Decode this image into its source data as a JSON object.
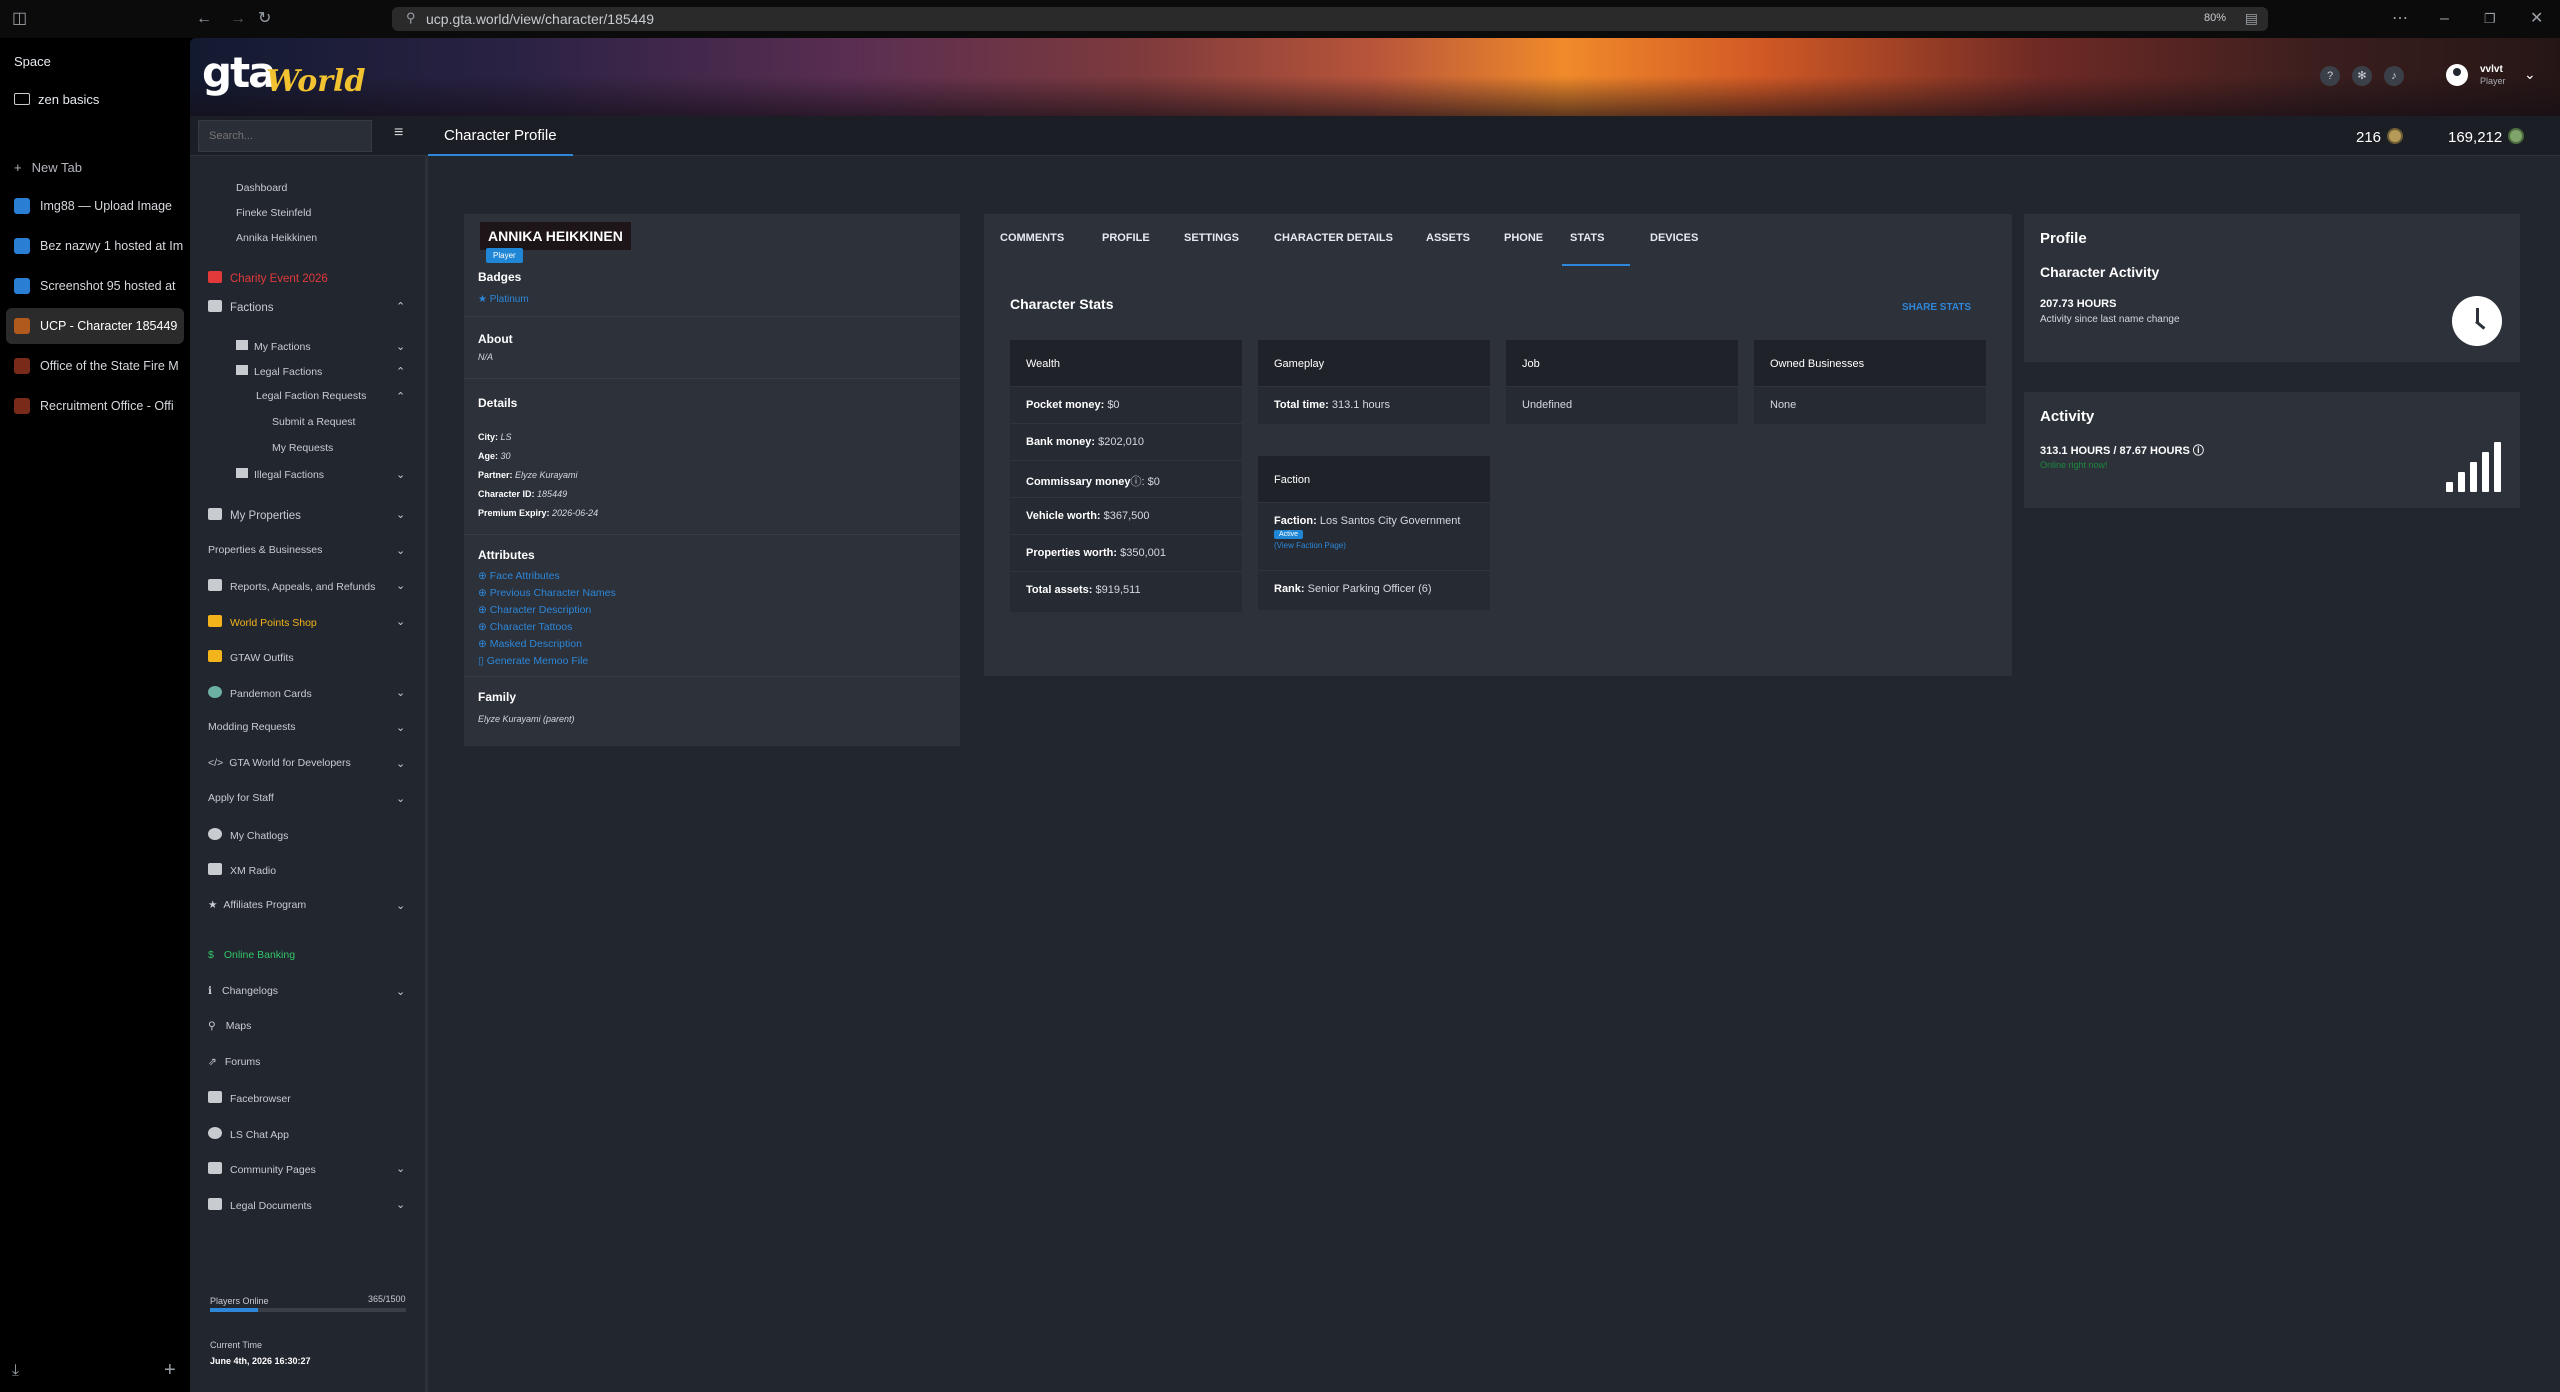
{
  "browser": {
    "url": "ucp.gta.world/view/character/185449",
    "zoom": "80%"
  },
  "zen": {
    "space": "Space",
    "folder": "zen basics",
    "new_tab": "New Tab",
    "tabs": [
      {
        "label": "Img88 — Upload Image",
        "icon": "img88-icon",
        "active": false
      },
      {
        "label": "Bez nazwy 1 hosted at Im",
        "icon": "img88-icon",
        "active": false
      },
      {
        "label": "Screenshot 95 hosted at",
        "icon": "img88-icon",
        "active": false
      },
      {
        "label": "UCP - Character 185449",
        "icon": "gtaw-icon",
        "active": true
      },
      {
        "label": "Office of the State Fire M",
        "icon": "fire-marshal-icon",
        "active": false
      },
      {
        "label": "Recruitment Office - Offi",
        "icon": "fire-marshal-icon",
        "active": false
      }
    ]
  },
  "header": {
    "logo": "gta",
    "logo_sub": "World",
    "user_name": "vvlvt",
    "user_role": "Player"
  },
  "subbar": {
    "search_placeholder": "Search...",
    "page_title": "Character Profile",
    "stat_a": "216",
    "stat_b": "169,212"
  },
  "nav": {
    "dashboard": "Dashboard",
    "fineke": "Fineke Steinfeld",
    "annika": "Annika Heikkinen",
    "charity": "Charity Event 2026",
    "factions": "Factions",
    "my_factions": "My Factions",
    "legal_factions": "Legal Factions",
    "legal_requests": "Legal Faction Requests",
    "submit_request": "Submit a Request",
    "my_requests": "My Requests",
    "illegal_factions": "Illegal Factions",
    "my_properties": "My Properties",
    "properties_businesses": "Properties & Businesses",
    "reports": "Reports, Appeals, and Refunds",
    "world_points": "World Points Shop",
    "gtaw_outfits": "GTAW Outfits",
    "pandemon": "Pandemon Cards",
    "modding": "Modding Requests",
    "developers": "GTA World for Developers",
    "apply_staff": "Apply for Staff",
    "chatlogs": "My Chatlogs",
    "xm_radio": "XM Radio",
    "affiliates": "Affiliates Program",
    "online_banking": "Online Banking",
    "changelogs": "Changelogs",
    "maps": "Maps",
    "forums": "Forums",
    "facebrowser": "Facebrowser",
    "ls_chat": "LS Chat App",
    "community": "Community Pages",
    "legal_docs": "Legal Documents",
    "players_online_label": "Players Online",
    "players_online_value": "365/1500",
    "players_online_fraction": 0.243,
    "current_time_label": "Current Time",
    "current_time_value": "June 4th, 2026 16:30:27"
  },
  "character": {
    "name": "ANNIKA HEIKKINEN",
    "role": "Player",
    "badges_title": "Badges",
    "badge": "Platinum",
    "about_title": "About",
    "about_text": "N/A",
    "details_title": "Details",
    "city_label": "City:",
    "city": "LS",
    "age_label": "Age:",
    "age": "30",
    "partner_label": "Partner:",
    "partner": "Elyze Kurayami",
    "id_label": "Character ID:",
    "id": "185449",
    "premium_label": "Premium Expiry:",
    "premium": "2026-06-24",
    "attributes_title": "Attributes",
    "attributes": [
      "Face Attributes",
      "Previous Character Names",
      "Character Description",
      "Character Tattoos",
      "Masked Description",
      "Generate Memoo File"
    ],
    "family_title": "Family",
    "family": "Elyze Kurayami (parent)"
  },
  "tabs": [
    "COMMENTS",
    "PROFILE",
    "SETTINGS",
    "CHARACTER DETAILS",
    "ASSETS",
    "PHONE",
    "STATS",
    "DEVICES"
  ],
  "stats": {
    "title": "Character Stats",
    "share": "SHARE STATS",
    "wealth_head": "Wealth",
    "pocket_label": "Pocket money:",
    "pocket": "$0",
    "bank_label": "Bank money:",
    "bank": "$202,010",
    "commissary_label": "Commissary money",
    "commissary": "$0",
    "vehicle_label": "Vehicle worth:",
    "vehicle": "$367,500",
    "properties_label": "Properties worth:",
    "properties": "$350,001",
    "total_label": "Total assets:",
    "total": "$919,511",
    "gameplay_head": "Gameplay",
    "time_label": "Total time:",
    "time": "313.1 hours",
    "job_head": "Job",
    "job": "Undefined",
    "biz_head": "Owned Businesses",
    "biz": "None",
    "faction_head": "Faction",
    "faction_label": "Faction:",
    "faction": "Los Santos City Government",
    "faction_status": "Active",
    "faction_link": "(View Faction Page)",
    "rank_label": "Rank:",
    "rank": "Senior Parking Officer (6)"
  },
  "profile_card": {
    "title": "Profile",
    "activity_title": "Character Activity",
    "hours": "207.73 HOURS",
    "since": "Activity since last name change"
  },
  "activity_card": {
    "title": "Activity",
    "hours": "313.1 HOURS / 87.67 HOURS",
    "online": "Online right now!"
  }
}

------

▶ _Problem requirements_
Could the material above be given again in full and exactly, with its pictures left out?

▶ _Solved exercise_
Decode this image into its source data as a JSON object.
{
  "browser": {
    "url": "ucp.gta.world/view/character/185449",
    "zoom": "80%"
  },
  "zen": {
    "space": "Space",
    "folder": "zen basics",
    "new_tab": "New Tab",
    "tabs": [
      {
        "label": "Img88 — Upload Image",
        "icon": "img88-icon",
        "active": false
      },
      {
        "label": "Bez nazwy 1 hosted at Im",
        "icon": "img88-icon",
        "active": false
      },
      {
        "label": "Screenshot 95 hosted at",
        "icon": "img88-icon",
        "active": false
      },
      {
        "label": "UCP - Character 185449",
        "icon": "gtaw-icon",
        "active": true
      },
      {
        "label": "Office of the State Fire M",
        "icon": "fire-marshal-icon",
        "active": false
      },
      {
        "label": "Recruitment Office - Offi",
        "icon": "fire-marshal-icon",
        "active": false
      }
    ]
  },
  "header": {
    "logo": "gta",
    "logo_sub": "World",
    "user_name": "vvlvt",
    "user_role": "Player"
  },
  "subbar": {
    "search_placeholder": "Search...",
    "page_title": "Character Profile",
    "stat_a": "216",
    "stat_b": "169,212"
  },
  "nav": {
    "dashboard": "Dashboard",
    "fineke": "Fineke Steinfeld",
    "annika": "Annika Heikkinen",
    "charity": "Charity Event 2026",
    "factions": "Factions",
    "my_factions": "My Factions",
    "legal_factions": "Legal Factions",
    "legal_requests": "Legal Faction Requests",
    "submit_request": "Submit a Request",
    "my_requests": "My Requests",
    "illegal_factions": "Illegal Factions",
    "my_properties": "My Properties",
    "properties_businesses": "Properties & Businesses",
    "reports": "Reports, Appeals, and Refunds",
    "world_points": "World Points Shop",
    "gtaw_outfits": "GTAW Outfits",
    "pandemon": "Pandemon Cards",
    "modding": "Modding Requests",
    "developers": "GTA World for Developers",
    "apply_staff": "Apply for Staff",
    "chatlogs": "My Chatlogs",
    "xm_radio": "XM Radio",
    "affiliates": "Affiliates Program",
    "online_banking": "Online Banking",
    "changelogs": "Changelogs",
    "maps": "Maps",
    "forums": "Forums",
    "facebrowser": "Facebrowser",
    "ls_chat": "LS Chat App",
    "community": "Community Pages",
    "legal_docs": "Legal Documents",
    "players_online_label": "Players Online",
    "players_online_value": "365/1500",
    "players_online_fraction": 0.243,
    "current_time_label": "Current Time",
    "current_time_value": "June 4th, 2026 16:30:27"
  },
  "character": {
    "name": "ANNIKA HEIKKINEN",
    "role": "Player",
    "badges_title": "Badges",
    "badge": "Platinum",
    "about_title": "About",
    "about_text": "N/A",
    "details_title": "Details",
    "city_label": "City:",
    "city": "LS",
    "age_label": "Age:",
    "age": "30",
    "partner_label": "Partner:",
    "partner": "Elyze Kurayami",
    "id_label": "Character ID:",
    "id": "185449",
    "premium_label": "Premium Expiry:",
    "premium": "2026-06-24",
    "attributes_title": "Attributes",
    "attributes": [
      "Face Attributes",
      "Previous Character Names",
      "Character Description",
      "Character Tattoos",
      "Masked Description",
      "Generate Memoo File"
    ],
    "family_title": "Family",
    "family": "Elyze Kurayami (parent)"
  },
  "tabs": [
    "COMMENTS",
    "PROFILE",
    "SETTINGS",
    "CHARACTER DETAILS",
    "ASSETS",
    "PHONE",
    "STATS",
    "DEVICES"
  ],
  "stats": {
    "title": "Character Stats",
    "share": "SHARE STATS",
    "wealth_head": "Wealth",
    "pocket_label": "Pocket money:",
    "pocket": "$0",
    "bank_label": "Bank money:",
    "bank": "$202,010",
    "commissary_label": "Commissary money",
    "commissary": "$0",
    "vehicle_label": "Vehicle worth:",
    "vehicle": "$367,500",
    "properties_label": "Properties worth:",
    "properties": "$350,001",
    "total_label": "Total assets:",
    "total": "$919,511",
    "gameplay_head": "Gameplay",
    "time_label": "Total time:",
    "time": "313.1 hours",
    "job_head": "Job",
    "job": "Undefined",
    "biz_head": "Owned Businesses",
    "biz": "None",
    "faction_head": "Faction",
    "faction_label": "Faction:",
    "faction": "Los Santos City Government",
    "faction_status": "Active",
    "faction_link": "(View Faction Page)",
    "rank_label": "Rank:",
    "rank": "Senior Parking Officer (6)"
  },
  "profile_card": {
    "title": "Profile",
    "activity_title": "Character Activity",
    "hours": "207.73 HOURS",
    "since": "Activity since last name change"
  },
  "activity_card": {
    "title": "Activity",
    "hours": "313.1 HOURS / 87.67 HOURS",
    "online": "Online right now!"
  }
}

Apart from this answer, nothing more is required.